Show every line below where "今日投資人" appears.

[Dataset rows for apps and sites]
■ ■ ■ ■ ■
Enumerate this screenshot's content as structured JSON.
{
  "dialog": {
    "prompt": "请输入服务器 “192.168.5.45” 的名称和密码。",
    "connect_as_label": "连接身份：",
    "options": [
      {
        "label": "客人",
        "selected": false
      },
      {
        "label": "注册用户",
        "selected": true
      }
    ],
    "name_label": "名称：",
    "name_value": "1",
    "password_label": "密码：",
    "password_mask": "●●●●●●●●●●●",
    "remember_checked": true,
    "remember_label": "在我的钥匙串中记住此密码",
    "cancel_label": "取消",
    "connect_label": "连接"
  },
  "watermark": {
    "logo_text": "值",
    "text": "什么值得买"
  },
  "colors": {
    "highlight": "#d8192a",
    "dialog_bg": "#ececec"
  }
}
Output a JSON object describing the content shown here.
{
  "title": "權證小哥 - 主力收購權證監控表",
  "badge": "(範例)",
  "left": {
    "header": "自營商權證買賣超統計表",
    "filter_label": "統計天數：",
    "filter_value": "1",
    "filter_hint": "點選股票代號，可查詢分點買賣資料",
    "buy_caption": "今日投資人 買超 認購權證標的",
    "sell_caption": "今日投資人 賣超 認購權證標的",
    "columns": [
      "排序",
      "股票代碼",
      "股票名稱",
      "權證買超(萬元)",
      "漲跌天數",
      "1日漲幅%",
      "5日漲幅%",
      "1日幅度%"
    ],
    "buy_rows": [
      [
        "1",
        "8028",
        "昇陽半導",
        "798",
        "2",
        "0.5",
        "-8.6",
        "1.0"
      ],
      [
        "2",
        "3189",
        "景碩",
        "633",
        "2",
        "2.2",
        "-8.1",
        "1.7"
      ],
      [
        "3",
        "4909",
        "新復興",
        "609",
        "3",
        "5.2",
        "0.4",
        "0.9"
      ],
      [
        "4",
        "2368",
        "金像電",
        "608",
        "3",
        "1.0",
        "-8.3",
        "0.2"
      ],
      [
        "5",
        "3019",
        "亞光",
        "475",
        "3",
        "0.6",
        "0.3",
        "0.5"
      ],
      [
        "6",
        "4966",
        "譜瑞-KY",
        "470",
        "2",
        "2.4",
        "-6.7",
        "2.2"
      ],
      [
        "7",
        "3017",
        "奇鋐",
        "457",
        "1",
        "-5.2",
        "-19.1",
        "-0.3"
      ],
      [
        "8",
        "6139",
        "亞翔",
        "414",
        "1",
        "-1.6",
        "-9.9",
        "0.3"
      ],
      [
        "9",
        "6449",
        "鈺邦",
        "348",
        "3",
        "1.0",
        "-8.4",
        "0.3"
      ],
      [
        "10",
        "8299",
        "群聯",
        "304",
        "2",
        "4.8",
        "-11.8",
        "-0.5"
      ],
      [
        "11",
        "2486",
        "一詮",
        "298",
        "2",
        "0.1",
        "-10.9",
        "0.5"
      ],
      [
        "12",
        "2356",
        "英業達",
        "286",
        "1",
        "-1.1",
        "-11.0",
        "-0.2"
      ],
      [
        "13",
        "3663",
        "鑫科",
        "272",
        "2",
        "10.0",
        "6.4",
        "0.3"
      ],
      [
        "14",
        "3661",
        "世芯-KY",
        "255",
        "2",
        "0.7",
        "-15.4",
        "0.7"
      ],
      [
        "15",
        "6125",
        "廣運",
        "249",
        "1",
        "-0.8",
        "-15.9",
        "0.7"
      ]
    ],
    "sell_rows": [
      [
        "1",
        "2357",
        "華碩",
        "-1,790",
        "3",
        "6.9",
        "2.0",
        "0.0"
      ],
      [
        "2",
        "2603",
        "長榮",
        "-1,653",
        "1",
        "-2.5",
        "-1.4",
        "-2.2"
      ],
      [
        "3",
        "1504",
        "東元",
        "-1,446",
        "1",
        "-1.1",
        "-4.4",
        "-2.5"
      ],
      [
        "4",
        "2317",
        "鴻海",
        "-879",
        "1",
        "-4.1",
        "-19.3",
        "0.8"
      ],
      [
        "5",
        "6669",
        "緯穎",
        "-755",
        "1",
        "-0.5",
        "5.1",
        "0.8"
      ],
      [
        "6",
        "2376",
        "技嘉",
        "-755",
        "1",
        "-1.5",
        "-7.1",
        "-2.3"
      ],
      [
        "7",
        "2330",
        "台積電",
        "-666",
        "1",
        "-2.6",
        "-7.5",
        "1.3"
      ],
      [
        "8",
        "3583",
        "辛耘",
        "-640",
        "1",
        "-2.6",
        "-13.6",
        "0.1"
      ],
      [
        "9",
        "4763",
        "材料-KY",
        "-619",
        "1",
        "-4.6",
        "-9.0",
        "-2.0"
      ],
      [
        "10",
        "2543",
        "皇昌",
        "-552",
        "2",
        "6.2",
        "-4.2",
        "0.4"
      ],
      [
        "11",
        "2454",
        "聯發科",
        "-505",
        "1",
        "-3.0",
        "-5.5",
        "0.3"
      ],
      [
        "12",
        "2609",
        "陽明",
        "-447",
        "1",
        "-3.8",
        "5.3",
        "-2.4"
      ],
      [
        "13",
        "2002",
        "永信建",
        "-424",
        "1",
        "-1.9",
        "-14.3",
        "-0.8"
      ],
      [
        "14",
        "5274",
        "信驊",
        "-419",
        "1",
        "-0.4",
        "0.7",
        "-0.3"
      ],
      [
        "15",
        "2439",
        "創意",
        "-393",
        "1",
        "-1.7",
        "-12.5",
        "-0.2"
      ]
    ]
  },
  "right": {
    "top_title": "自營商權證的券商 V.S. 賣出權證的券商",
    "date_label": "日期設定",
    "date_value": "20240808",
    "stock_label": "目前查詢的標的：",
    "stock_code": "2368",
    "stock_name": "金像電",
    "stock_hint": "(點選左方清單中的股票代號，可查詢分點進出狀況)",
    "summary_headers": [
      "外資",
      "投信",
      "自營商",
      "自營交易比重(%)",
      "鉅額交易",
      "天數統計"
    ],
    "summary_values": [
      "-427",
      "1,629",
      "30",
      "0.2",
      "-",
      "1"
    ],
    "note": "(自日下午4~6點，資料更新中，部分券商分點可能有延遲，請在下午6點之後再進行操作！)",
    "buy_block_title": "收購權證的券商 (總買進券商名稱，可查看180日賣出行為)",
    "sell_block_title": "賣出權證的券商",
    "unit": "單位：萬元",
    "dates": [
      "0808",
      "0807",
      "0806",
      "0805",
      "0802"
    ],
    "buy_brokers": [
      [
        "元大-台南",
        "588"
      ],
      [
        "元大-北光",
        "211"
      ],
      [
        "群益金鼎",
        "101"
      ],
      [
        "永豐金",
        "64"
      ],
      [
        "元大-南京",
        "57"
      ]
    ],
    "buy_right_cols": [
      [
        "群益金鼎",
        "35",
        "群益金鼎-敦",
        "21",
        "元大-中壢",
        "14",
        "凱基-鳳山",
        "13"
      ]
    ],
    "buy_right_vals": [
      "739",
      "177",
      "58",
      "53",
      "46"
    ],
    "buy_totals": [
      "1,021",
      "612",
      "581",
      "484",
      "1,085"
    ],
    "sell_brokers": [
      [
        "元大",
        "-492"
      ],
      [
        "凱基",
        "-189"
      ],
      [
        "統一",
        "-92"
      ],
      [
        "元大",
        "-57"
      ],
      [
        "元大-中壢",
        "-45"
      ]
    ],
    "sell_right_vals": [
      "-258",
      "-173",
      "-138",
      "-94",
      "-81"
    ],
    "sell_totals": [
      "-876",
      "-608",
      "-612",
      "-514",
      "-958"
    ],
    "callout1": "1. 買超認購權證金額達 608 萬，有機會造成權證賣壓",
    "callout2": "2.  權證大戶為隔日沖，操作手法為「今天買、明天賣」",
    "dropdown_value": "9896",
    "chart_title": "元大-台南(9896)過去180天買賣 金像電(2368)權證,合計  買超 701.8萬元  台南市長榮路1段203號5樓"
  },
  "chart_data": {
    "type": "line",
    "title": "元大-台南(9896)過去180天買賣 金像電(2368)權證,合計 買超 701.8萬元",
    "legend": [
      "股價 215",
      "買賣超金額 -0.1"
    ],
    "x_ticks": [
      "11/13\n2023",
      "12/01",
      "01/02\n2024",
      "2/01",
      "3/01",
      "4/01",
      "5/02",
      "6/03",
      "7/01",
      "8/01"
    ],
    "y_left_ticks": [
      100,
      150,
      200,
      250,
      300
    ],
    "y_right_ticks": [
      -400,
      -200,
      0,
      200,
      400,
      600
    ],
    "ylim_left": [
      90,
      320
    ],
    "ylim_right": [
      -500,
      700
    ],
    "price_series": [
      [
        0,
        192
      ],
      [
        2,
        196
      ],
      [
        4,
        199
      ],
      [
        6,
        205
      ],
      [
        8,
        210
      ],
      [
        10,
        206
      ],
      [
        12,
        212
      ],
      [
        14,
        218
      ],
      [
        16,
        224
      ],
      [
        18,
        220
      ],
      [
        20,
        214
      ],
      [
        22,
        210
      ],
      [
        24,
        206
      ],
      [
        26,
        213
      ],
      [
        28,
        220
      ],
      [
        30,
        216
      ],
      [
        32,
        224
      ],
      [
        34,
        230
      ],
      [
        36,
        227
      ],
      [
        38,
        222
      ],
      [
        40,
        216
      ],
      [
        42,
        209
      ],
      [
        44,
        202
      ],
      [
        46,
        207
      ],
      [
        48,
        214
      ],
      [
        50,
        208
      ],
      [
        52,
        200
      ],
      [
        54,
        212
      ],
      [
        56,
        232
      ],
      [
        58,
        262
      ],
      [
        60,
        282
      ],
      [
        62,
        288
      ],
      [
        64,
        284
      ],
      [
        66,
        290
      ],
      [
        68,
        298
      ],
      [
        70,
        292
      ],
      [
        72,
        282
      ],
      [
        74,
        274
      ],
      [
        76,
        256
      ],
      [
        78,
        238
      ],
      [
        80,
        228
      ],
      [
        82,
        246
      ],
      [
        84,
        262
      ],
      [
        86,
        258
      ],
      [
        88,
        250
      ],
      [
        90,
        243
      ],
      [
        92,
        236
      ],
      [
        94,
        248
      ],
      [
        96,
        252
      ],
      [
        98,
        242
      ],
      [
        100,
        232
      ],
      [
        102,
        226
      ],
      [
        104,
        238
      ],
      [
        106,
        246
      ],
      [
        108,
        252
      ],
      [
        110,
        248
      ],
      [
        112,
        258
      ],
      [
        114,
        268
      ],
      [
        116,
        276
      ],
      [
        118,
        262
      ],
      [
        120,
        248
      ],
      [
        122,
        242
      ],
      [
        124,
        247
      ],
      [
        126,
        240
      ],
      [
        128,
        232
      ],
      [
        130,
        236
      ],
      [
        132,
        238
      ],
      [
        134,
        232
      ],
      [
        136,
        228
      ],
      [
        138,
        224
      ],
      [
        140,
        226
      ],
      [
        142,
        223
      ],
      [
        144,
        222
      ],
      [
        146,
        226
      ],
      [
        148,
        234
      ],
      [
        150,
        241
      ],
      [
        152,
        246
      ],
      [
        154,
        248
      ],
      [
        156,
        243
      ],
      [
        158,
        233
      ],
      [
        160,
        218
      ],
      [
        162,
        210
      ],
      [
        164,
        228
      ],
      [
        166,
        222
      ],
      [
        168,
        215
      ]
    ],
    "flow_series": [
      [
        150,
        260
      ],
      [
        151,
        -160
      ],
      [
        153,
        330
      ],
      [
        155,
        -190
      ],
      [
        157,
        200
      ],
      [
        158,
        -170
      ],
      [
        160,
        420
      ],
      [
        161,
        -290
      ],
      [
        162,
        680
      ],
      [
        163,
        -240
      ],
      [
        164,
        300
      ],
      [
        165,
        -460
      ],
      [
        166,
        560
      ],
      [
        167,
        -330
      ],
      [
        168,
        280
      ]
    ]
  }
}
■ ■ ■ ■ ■
**RESULT OF THE TASK:**
    "buy_caption": "今日投資人 買超 認購權證標的",
    "sell_caption": "今日投資人 賣超 認購權證標的",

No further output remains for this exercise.